* [What you will do] Whenever the string "this" turns up in a line below, that line should be copied.

* [Material supplied]
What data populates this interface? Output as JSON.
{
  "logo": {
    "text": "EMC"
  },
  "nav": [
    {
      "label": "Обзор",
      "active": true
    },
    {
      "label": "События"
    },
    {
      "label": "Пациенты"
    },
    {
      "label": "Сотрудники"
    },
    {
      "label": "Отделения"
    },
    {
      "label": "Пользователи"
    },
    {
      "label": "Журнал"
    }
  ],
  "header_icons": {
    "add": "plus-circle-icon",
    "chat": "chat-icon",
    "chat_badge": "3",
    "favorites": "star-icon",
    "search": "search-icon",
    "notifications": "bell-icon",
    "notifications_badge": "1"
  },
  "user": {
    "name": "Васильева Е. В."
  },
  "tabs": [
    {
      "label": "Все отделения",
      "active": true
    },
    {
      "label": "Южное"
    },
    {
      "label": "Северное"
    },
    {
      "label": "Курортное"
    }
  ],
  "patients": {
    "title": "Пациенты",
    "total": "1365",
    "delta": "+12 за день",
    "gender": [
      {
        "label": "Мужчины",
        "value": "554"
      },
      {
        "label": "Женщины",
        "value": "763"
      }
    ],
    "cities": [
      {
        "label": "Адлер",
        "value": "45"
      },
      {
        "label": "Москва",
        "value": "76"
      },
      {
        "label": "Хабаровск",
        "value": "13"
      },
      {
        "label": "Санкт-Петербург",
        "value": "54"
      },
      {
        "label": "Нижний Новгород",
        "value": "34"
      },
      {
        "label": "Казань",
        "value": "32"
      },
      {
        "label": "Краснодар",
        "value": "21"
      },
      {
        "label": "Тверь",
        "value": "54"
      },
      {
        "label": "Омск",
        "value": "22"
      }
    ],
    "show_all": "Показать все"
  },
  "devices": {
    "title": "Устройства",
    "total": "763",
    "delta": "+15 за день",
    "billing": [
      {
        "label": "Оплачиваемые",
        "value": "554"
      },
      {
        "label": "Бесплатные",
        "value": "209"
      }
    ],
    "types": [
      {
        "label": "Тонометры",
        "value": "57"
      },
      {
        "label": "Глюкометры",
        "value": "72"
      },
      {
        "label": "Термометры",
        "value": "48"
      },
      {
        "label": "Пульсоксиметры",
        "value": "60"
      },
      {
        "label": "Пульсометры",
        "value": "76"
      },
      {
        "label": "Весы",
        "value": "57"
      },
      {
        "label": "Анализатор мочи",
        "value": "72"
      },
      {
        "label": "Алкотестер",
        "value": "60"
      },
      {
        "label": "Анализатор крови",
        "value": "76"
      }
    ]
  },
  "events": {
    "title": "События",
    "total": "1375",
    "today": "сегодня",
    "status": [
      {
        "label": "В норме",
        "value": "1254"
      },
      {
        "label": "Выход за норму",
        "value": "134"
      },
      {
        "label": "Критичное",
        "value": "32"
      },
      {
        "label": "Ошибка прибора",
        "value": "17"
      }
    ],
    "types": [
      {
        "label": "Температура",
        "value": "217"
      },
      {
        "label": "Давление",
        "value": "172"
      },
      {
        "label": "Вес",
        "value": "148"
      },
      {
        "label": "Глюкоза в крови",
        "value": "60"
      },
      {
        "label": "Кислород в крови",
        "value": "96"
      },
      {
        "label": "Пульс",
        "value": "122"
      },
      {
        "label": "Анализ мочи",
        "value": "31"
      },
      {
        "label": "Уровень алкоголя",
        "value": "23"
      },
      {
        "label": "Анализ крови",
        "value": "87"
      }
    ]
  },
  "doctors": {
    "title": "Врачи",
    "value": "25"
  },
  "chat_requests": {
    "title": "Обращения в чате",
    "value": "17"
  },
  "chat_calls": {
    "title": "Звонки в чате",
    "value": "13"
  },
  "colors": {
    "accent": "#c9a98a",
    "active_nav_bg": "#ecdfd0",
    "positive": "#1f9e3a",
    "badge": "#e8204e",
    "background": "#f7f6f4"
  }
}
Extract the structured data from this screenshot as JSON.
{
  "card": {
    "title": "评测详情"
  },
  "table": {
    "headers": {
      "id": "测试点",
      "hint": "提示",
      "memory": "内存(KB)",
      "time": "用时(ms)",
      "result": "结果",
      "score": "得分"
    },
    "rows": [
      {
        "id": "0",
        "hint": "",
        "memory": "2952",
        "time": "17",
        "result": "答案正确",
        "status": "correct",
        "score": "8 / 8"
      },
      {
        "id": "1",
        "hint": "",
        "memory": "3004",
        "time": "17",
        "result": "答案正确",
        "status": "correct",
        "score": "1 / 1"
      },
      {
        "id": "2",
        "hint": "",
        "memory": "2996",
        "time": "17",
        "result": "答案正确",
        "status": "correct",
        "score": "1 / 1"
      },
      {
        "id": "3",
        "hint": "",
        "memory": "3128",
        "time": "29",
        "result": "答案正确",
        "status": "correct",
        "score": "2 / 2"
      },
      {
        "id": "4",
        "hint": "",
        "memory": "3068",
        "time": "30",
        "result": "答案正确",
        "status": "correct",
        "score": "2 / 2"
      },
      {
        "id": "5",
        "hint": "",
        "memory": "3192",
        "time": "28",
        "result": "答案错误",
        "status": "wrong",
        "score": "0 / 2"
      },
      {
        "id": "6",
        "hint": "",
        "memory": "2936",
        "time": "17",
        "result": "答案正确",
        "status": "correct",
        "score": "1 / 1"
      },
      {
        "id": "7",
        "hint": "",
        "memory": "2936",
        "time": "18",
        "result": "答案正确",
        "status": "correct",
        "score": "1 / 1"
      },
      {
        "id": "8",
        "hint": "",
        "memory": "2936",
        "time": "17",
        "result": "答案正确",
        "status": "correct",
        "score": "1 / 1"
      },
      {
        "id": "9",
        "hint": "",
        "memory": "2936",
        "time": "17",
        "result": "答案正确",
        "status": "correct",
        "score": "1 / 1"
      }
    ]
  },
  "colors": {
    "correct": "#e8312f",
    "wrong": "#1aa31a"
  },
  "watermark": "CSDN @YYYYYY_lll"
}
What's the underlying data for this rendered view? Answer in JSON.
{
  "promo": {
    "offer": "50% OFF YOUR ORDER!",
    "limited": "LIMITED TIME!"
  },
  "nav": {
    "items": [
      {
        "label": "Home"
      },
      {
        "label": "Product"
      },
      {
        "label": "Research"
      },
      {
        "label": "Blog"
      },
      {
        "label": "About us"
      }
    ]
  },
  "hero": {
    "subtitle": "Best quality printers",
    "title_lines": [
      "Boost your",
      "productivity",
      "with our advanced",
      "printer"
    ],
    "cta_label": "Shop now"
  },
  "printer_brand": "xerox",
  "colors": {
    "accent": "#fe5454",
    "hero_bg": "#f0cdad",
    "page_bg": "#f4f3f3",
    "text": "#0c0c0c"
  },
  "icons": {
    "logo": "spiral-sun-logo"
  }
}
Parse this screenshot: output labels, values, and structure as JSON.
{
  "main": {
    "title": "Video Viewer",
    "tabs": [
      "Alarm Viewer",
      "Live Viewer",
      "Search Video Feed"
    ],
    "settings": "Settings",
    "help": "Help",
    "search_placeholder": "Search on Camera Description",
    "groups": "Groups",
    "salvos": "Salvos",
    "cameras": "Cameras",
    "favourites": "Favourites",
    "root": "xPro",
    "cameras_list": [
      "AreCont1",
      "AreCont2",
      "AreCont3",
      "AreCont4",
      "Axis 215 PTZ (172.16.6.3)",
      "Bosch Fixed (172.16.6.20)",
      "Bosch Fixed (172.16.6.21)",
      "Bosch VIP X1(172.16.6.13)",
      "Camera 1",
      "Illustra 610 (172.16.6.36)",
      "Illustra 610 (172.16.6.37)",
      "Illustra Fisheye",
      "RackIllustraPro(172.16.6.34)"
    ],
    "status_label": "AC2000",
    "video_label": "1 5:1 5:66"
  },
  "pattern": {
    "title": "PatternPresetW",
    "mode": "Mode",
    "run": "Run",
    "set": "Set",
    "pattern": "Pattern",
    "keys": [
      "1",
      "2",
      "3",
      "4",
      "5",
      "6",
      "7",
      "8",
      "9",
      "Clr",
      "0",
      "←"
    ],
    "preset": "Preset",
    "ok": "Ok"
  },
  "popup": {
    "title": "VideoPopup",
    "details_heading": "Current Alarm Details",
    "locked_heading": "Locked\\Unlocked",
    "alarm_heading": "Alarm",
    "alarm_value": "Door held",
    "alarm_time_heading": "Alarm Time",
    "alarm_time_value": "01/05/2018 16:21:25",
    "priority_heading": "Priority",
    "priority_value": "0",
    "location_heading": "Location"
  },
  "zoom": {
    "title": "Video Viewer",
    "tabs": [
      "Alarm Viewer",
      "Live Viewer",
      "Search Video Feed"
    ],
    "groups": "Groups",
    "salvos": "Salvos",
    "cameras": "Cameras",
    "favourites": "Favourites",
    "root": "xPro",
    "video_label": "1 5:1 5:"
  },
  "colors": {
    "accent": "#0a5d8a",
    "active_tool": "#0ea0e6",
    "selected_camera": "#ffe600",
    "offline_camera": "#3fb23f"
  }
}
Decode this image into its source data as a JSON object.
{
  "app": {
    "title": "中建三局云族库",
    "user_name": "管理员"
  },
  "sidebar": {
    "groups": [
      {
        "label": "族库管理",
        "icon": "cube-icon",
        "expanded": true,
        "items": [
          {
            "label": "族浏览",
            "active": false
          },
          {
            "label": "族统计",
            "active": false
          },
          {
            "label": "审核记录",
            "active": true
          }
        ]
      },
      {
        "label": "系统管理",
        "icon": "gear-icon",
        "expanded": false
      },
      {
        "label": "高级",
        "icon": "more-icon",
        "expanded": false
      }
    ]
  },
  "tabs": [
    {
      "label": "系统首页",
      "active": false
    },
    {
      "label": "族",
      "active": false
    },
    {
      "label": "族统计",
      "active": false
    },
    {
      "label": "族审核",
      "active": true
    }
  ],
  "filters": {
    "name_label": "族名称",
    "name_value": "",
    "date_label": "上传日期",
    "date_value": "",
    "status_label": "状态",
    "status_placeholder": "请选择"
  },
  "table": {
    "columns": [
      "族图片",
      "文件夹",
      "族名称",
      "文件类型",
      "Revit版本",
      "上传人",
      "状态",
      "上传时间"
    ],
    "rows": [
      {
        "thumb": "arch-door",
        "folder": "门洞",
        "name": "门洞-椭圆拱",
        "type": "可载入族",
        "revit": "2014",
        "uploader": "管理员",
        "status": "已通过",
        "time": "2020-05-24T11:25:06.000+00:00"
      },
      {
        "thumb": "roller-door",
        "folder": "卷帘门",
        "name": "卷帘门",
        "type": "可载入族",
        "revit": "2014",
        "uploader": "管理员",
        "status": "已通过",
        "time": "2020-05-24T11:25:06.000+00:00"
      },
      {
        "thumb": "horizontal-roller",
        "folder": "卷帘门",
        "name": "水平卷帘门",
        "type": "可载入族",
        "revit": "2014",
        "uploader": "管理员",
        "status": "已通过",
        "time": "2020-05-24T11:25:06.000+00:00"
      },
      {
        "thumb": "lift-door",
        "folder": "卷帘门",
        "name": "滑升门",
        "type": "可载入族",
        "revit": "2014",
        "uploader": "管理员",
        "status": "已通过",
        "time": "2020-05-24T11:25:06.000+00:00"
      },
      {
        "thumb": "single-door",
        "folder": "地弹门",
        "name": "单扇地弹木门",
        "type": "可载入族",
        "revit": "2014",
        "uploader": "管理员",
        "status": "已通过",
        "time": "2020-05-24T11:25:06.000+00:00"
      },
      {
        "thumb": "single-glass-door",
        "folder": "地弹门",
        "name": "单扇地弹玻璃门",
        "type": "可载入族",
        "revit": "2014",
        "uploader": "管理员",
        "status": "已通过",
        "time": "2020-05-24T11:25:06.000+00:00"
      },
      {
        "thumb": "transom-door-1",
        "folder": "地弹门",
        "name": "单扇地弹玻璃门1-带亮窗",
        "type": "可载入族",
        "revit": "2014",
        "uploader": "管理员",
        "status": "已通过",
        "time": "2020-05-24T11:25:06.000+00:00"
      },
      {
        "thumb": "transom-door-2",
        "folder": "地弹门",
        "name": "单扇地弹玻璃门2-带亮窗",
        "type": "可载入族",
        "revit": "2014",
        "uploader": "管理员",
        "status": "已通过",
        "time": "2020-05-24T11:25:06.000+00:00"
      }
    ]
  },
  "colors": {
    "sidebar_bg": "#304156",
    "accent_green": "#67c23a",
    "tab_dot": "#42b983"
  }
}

* [Response]
What data populates this interface? Output as JSON.
Extract the structured data from this screenshot as JSON.
What's the underlying data for this rendered view? Answer in JSON.
Parse this screenshot: output labels, values, and structure as JSON.
Decode this image into its source data as a JSON object.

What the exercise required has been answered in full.